- Aim of the exercise -
Every line of the material that includes the word "Garlic" is to be shown.

BEGIN Input data

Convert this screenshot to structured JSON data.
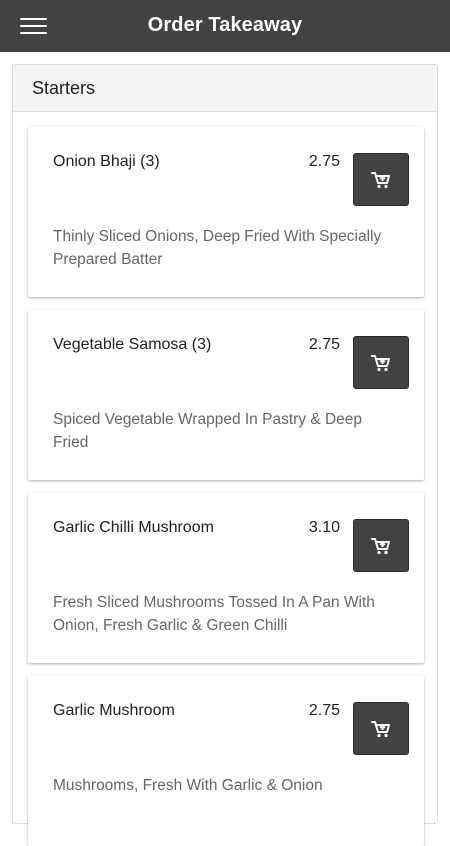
{
  "header": {
    "title": "Order Takeaway",
    "menu_icon": "hamburger-menu-icon"
  },
  "section": {
    "title": "Starters"
  },
  "colors": {
    "app_bar": "#424242",
    "cart_button": "#424242",
    "description_text": "#666666"
  },
  "items": [
    {
      "name": "Onion Bhaji (3)",
      "price": "2.75",
      "description": "Thinly Sliced Onions, Deep Fried With Specially Prepared Batter",
      "icon": "add-to-cart-icon"
    },
    {
      "name": "Vegetable Samosa (3)",
      "price": "2.75",
      "description": "Spiced Vegetable Wrapped In Pastry & Deep Fried",
      "icon": "add-to-cart-icon"
    },
    {
      "name": "Garlic Chilli Mushroom",
      "price": "3.10",
      "description": "Fresh Sliced Mushrooms Tossed In A Pan With Onion, Fresh Garlic & Green Chilli",
      "icon": "add-to-cart-icon"
    },
    {
      "name": "Garlic Mushroom",
      "price": "2.75",
      "description": "Mushrooms, Fresh With Garlic & Onion",
      "icon": "add-to-cart-icon"
    }
  ]
}
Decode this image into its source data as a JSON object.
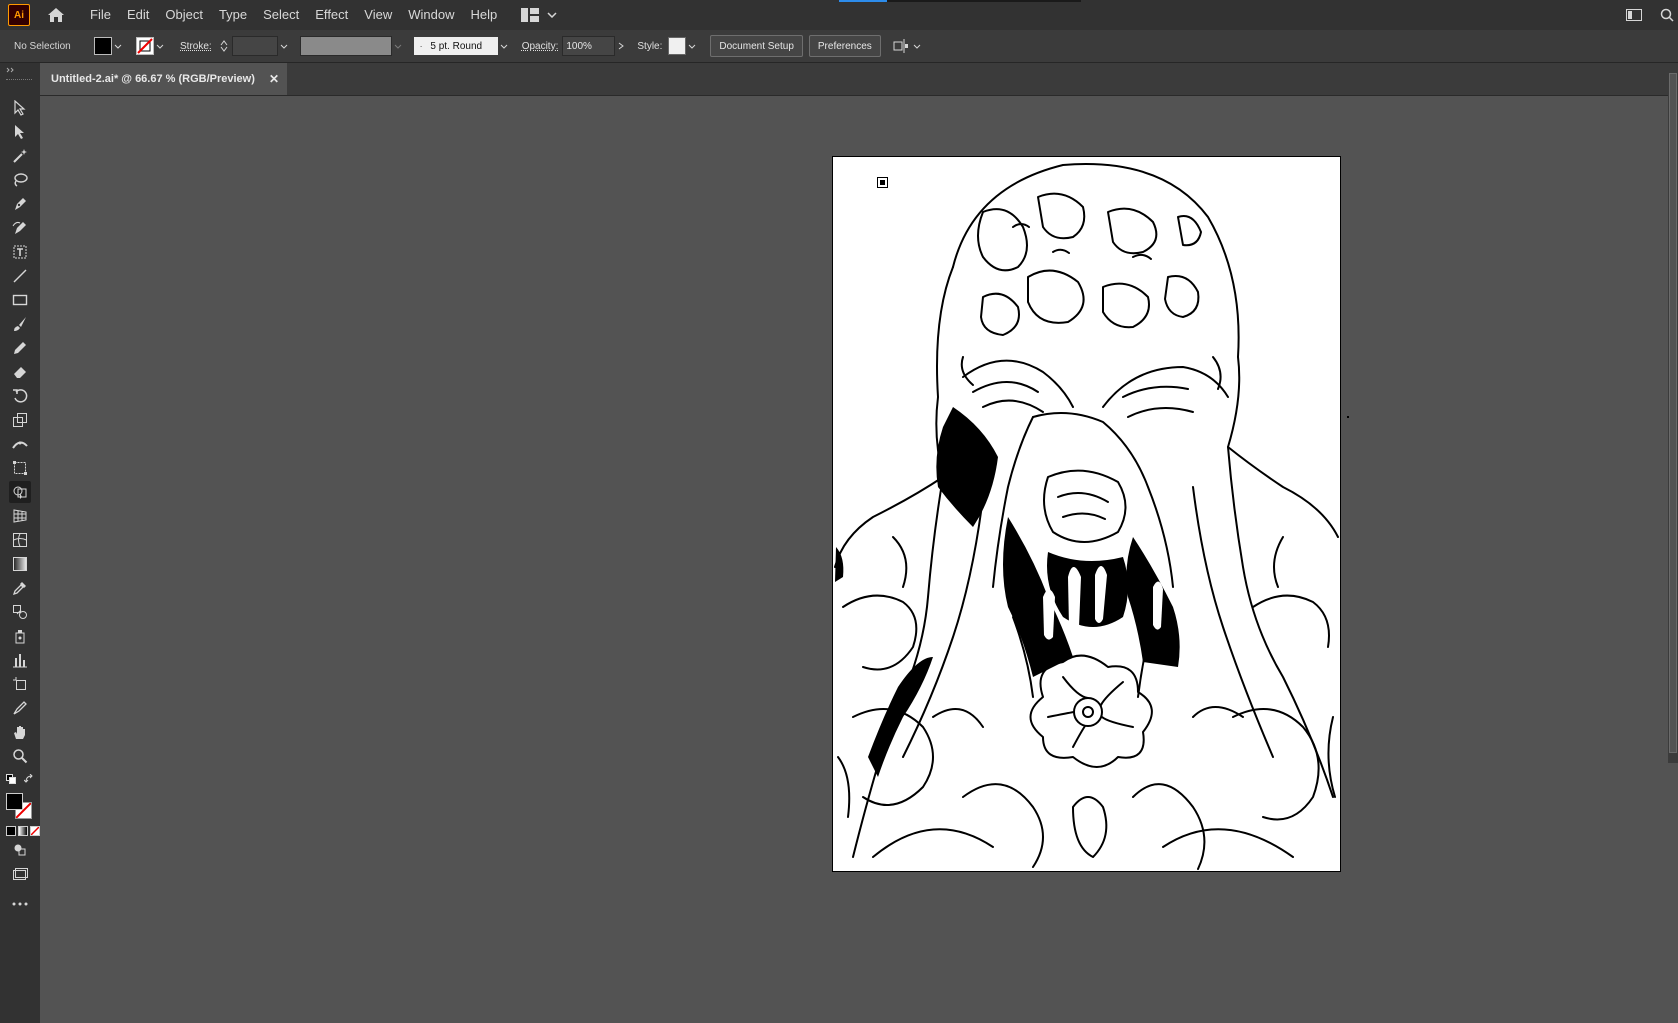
{
  "app": {
    "logo_text": "Ai",
    "menu": [
      "File",
      "Edit",
      "Object",
      "Type",
      "Select",
      "Effect",
      "View",
      "Window",
      "Help"
    ]
  },
  "control_bar": {
    "selection_label": "No Selection",
    "fill_color": "#000000",
    "stroke_label": "Stroke:",
    "brush_value": "5 pt. Round",
    "opacity_label": "Opacity:",
    "opacity_value": "100%",
    "style_label": "Style:",
    "document_setup_button": "Document Setup",
    "preferences_button": "Preferences"
  },
  "document": {
    "tab_title": "Untitled-2.ai* @ 66.67 % (RGB/Preview)"
  },
  "tools": [
    {
      "name": "selection-tool-icon"
    },
    {
      "name": "direct-selection-tool-icon"
    },
    {
      "name": "magic-wand-tool-icon"
    },
    {
      "name": "lasso-tool-icon"
    },
    {
      "name": "pen-tool-icon"
    },
    {
      "name": "curvature-tool-icon"
    },
    {
      "name": "type-area-tool-icon"
    },
    {
      "name": "line-segment-tool-icon"
    },
    {
      "name": "rectangle-tool-icon"
    },
    {
      "name": "paintbrush-tool-icon"
    },
    {
      "name": "pencil-tool-icon"
    },
    {
      "name": "eraser-tool-icon"
    },
    {
      "name": "rotate-tool-icon"
    },
    {
      "name": "scale-tool-icon"
    },
    {
      "name": "width-tool-icon"
    },
    {
      "name": "free-transform-tool-icon"
    },
    {
      "name": "shape-builder-tool-icon"
    },
    {
      "name": "perspective-grid-tool-icon"
    },
    {
      "name": "mesh-tool-icon"
    },
    {
      "name": "gradient-tool-icon"
    },
    {
      "name": "eyedropper-tool-icon"
    },
    {
      "name": "blend-tool-icon"
    },
    {
      "name": "symbol-sprayer-tool-icon"
    },
    {
      "name": "column-graph-tool-icon"
    },
    {
      "name": "artboard-tool-icon"
    },
    {
      "name": "slice-tool-icon"
    },
    {
      "name": "hand-tool-icon"
    },
    {
      "name": "zoom-tool-icon"
    }
  ],
  "colors": {
    "app_bg": "#535353",
    "menubar_bg": "#323232",
    "accent_orange": "#ff9a00",
    "accent_blue": "#2d8ceb"
  }
}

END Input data

- Task response -
      "name": "Garlic Chilli Mushroom",
      "description": "Fresh Sliced Mushrooms Tossed In A Pan With Onion, Fresh Garlic & Green Chilli",
      "name": "Garlic Mushroom",
      "description": "Mushrooms, Fresh With Garlic & Onion",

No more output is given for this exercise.